In the States just at our office alone we have Spanish speakers, Gujarati speakers, Italian speakers, Russian speakers, Hebrew speakers, and of course English speakers. Everyone has a capacity to have a large skill set explaining problems different ways and in different languages. I didn't even count all of the coding languages of which there are dozens.
In any case, when a PM is honest about having an issue with something like language, working to solve it teacher-student wise is actually a very positive experience. Challenging my teams to write responses to client inquiries means two things: I can focus on more pending issues and our team members gain an intangible and priceless skill they can take with them outside of work.
Politicians often complain about how stateside jobs are being moved overseas. They're right, especially with primary and secondary industries, that is sourcing raw materials or material production of goods. What we're supposed to have here in the US is a huge tertiary market which is the service industry. This is where the real high paying jobs seem to be at threat of being lost. Having this misconception can really cost the truth.
The truth is the US does not have as much high skilled technical development solutions as it might think it has. This in turn makes the labor market much more competitive and the barriers to entry are raised further for development firms like Codal if we were to rely strictly on homegrown resources.
These development skills are not American by nature… they're human skills. My teams that I work with are fantastic and they're highly skilled. The most interesting insight is a willingness to move toward the best development strategy. It's easy to be condescending, and many PM's can be. All of my team members are much more learned than I and I have the utmost respect for them. That stance and orientation is the second step in good project management.
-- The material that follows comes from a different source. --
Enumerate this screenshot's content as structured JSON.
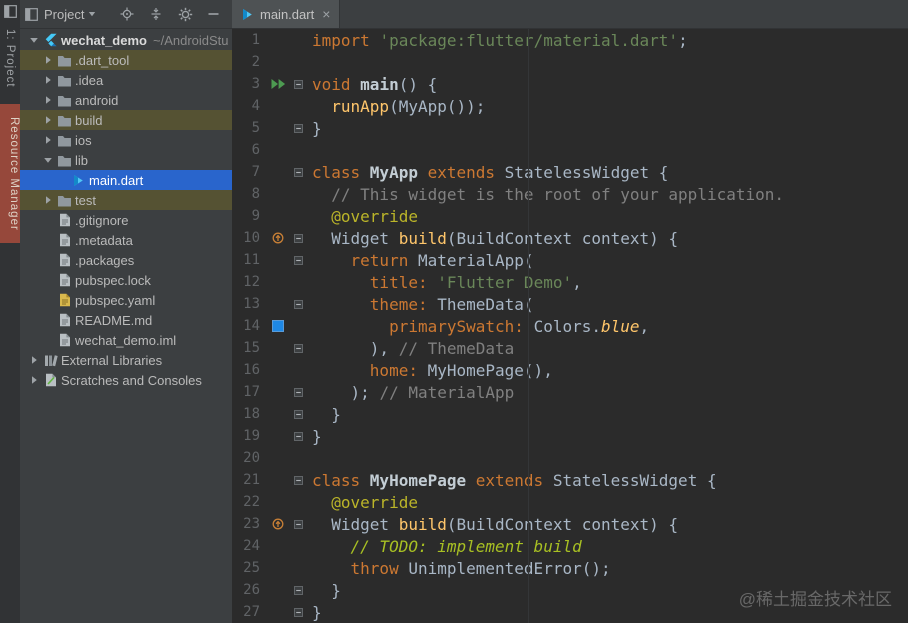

Working Together: Cohesion and in a Splintered Cycle
When I worked retail in college, one of the most inconvenient situations was when a customer would come in a couple minutes before closing. I very much disliked this and openly view it as the most passively rude thing a customer can do. Corporate giants will insist that the customer is always right, but guess what, they might have money but that doesn't buy compassion.
Due to the time difference, I should come during the team abroad's dinner time. This would be the equivalent of coming in right before the store is about to close. It's really annoying. So to improve our development I find that coming in extra early during their afternoon helps keep everyone on the same page because they won't feel the need to rush.
Global project management relies on this type of understanding. At the same time, one of our engineering leads in the US stays up extra late to facilitate a smooth handoff of the day's tasks. Identifying times that can have the capacity for miscommunication and then implementing a solution for those times is a really effective strategy for happy clients and on time delivery of products.
The Moral Here:
Global project management is a team effort. The approach one takes needs to be open. Ethnocentric and rigid cultural norms need to decay a little bit on both sides in order for effective development to be the ideal.
Honesty, openness, understanding, and humor are the best tools to managing projects in three different places at once. This role is unique insofar as it is the funnel for all bits of information in data, in whatever language to be directed to its proper destination. I love it and hope to progress these strategies further as my career grows and as Codal grows.